▸ **Work required**
Retype all of the data shown below, keeping every character the same.

*** Material provided Section Begins ***

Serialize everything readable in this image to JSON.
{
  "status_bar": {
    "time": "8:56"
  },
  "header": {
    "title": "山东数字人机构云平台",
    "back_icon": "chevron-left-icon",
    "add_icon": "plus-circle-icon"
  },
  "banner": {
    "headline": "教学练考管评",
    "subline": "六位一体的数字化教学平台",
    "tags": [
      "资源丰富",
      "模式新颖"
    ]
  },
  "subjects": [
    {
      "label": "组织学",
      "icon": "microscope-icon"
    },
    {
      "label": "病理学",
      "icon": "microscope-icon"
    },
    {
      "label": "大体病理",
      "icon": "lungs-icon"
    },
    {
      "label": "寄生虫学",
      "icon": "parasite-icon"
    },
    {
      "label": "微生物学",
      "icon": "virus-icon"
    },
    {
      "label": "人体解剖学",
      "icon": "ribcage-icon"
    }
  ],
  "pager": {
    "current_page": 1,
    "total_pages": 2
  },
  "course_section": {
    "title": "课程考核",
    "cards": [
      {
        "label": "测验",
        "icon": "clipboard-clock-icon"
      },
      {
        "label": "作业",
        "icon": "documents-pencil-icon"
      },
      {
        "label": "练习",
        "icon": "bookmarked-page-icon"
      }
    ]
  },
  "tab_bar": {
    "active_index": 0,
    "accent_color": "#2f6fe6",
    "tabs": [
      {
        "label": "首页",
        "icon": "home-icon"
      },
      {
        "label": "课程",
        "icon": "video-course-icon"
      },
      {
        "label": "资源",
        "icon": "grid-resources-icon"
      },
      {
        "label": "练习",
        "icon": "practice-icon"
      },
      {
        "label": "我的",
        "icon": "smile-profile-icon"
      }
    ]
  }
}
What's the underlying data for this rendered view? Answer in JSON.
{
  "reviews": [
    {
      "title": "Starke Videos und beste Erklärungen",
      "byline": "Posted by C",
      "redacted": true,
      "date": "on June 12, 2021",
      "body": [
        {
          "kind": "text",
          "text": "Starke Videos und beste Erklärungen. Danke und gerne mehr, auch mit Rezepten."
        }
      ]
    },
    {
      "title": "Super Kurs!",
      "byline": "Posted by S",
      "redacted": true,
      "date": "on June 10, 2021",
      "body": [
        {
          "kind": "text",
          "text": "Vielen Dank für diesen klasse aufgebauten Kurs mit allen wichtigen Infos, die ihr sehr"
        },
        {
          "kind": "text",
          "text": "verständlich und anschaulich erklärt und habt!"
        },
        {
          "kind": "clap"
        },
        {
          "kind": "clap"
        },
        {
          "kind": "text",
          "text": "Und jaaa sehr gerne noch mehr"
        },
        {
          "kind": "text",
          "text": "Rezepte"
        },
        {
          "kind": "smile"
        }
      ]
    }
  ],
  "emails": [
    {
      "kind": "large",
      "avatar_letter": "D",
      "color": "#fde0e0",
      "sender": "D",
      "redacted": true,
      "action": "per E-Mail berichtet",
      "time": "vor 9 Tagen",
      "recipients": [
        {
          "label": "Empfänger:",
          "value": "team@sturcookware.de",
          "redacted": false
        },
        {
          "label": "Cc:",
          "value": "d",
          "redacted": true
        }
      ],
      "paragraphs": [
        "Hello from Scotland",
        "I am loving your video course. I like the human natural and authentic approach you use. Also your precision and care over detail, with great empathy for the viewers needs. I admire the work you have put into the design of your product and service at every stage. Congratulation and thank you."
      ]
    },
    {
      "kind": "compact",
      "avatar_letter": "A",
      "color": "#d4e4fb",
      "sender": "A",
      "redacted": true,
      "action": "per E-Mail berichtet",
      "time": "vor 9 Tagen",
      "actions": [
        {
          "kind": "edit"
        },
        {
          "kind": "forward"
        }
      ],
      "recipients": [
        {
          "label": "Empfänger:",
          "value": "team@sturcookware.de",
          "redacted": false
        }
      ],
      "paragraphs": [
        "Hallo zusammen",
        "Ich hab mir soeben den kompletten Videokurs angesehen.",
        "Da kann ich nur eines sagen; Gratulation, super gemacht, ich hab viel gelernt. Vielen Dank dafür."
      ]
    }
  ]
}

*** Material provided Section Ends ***

▸ **Output**
Serialize everything readable in this image to JSON.
{
  "status_bar": {
    "time": "8:56"
  },
  "header": {
    "title": "山东数字人机构云平台",
    "back_icon": "chevron-left-icon",
    "add_icon": "plus-circle-icon"
  },
  "banner": {
    "headline": "教学练考管评",
    "subline": "六位一体的数字化教学平台",
    "tags": [
      "资源丰富",
      "模式新颖"
    ]
  },
  "subjects": [
    {
      "label": "组织学",
      "icon": "microscope-icon"
    },
    {
      "label": "病理学",
      "icon": "microscope-icon"
    },
    {
      "label": "大体病理",
      "icon": "lungs-icon"
    },
    {
      "label": "寄生虫学",
      "icon": "parasite-icon"
    },
    {
      "label": "微生物学",
      "icon": "virus-icon"
    },
    {
      "label": "人体解剖学",
      "icon": "ribcage-icon"
    }
  ],
  "pager": {
    "current_page": 1,
    "total_pages": 2
  },
  "course_section": {
    "title": "课程考核",
    "cards": [
      {
        "label": "测验",
        "icon": "clipboard-clock-icon"
      },
      {
        "label": "作业",
        "icon": "documents-pencil-icon"
      },
      {
        "label": "练习",
        "icon": "bookmarked-page-icon"
      }
    ]
  },
  "tab_bar": {
    "active_index": 0,
    "accent_color": "#2f6fe6",
    "tabs": [
      {
        "label": "首页",
        "icon": "home-icon"
      },
      {
        "label": "课程",
        "icon": "video-course-icon"
      },
      {
        "label": "资源",
        "icon": "grid-resources-icon"
      },
      {
        "label": "练习",
        "icon": "practice-icon"
      },
      {
        "label": "我的",
        "icon": "smile-profile-icon"
      }
    ]
  }
}
What's the underlying data for this rendered view? Answer in JSON.
{
  "reviews": [
    {
      "title": "Starke Videos und beste Erklärungen",
      "byline": "Posted by C",
      "redacted": true,
      "date": "on June 12, 2021",
      "body": [
        {
          "kind": "text",
          "text": "Starke Videos und beste Erklärungen. Danke und gerne mehr, auch mit Rezepten."
        }
      ]
    },
    {
      "title": "Super Kurs!",
      "byline": "Posted by S",
      "redacted": true,
      "date": "on June 10, 2021",
      "body": [
        {
          "kind": "text",
          "text": "Vielen Dank für diesen klasse aufgebauten Kurs mit allen wichtigen Infos, die ihr sehr"
        },
        {
          "kind": "text",
          "text": "verständlich und anschaulich erklärt und habt!"
        },
        {
          "kind": "clap"
        },
        {
          "kind": "clap"
        },
        {
          "kind": "text",
          "text": "Und jaaa sehr gerne noch mehr"
        },
        {
          "kind": "text",
          "text": "Rezepte"
        },
        {
          "kind": "smile"
        }
      ]
    }
  ],
  "emails": [
    {
      "kind": "large",
      "avatar_letter": "D",
      "color": "#fde0e0",
      "sender": "D",
      "redacted": true,
      "action": "per E-Mail berichtet",
      "time": "vor 9 Tagen",
      "recipients": [
        {
          "label": "Empfänger:",
          "value": "team@sturcookware.de",
          "redacted": false
        },
        {
          "label": "Cc:",
          "value": "d",
          "redacted": true
        }
      ],
      "paragraphs": [
        "Hello from Scotland",
        "I am loving your video course. I like the human natural and authentic approach you use. Also your precision and care over detail, with great empathy for the viewers needs. I admire the work you have put into the design of your product and service at every stage. Congratulation and thank you."
      ]
    },
    {
      "kind": "compact",
      "avatar_letter": "A",
      "color": "#d4e4fb",
      "sender": "A",
      "redacted": true,
      "action": "per E-Mail berichtet",
      "time": "vor 9 Tagen",
      "actions": [
        {
          "kind": "edit"
        },
        {
          "kind": "forward"
        }
      ],
      "recipients": [
        {
          "label": "Empfänger:",
          "value": "team@sturcookware.de",
          "redacted": false
        }
      ],
      "paragraphs": [
        "Hallo zusammen",
        "Ich hab mir soeben den kompletten Videokurs angesehen.",
        "Da kann ich nur eines sagen; Gratulation, super gemacht, ich hab viel gelernt. Vielen Dank dafür."
      ]
    }
  ]
}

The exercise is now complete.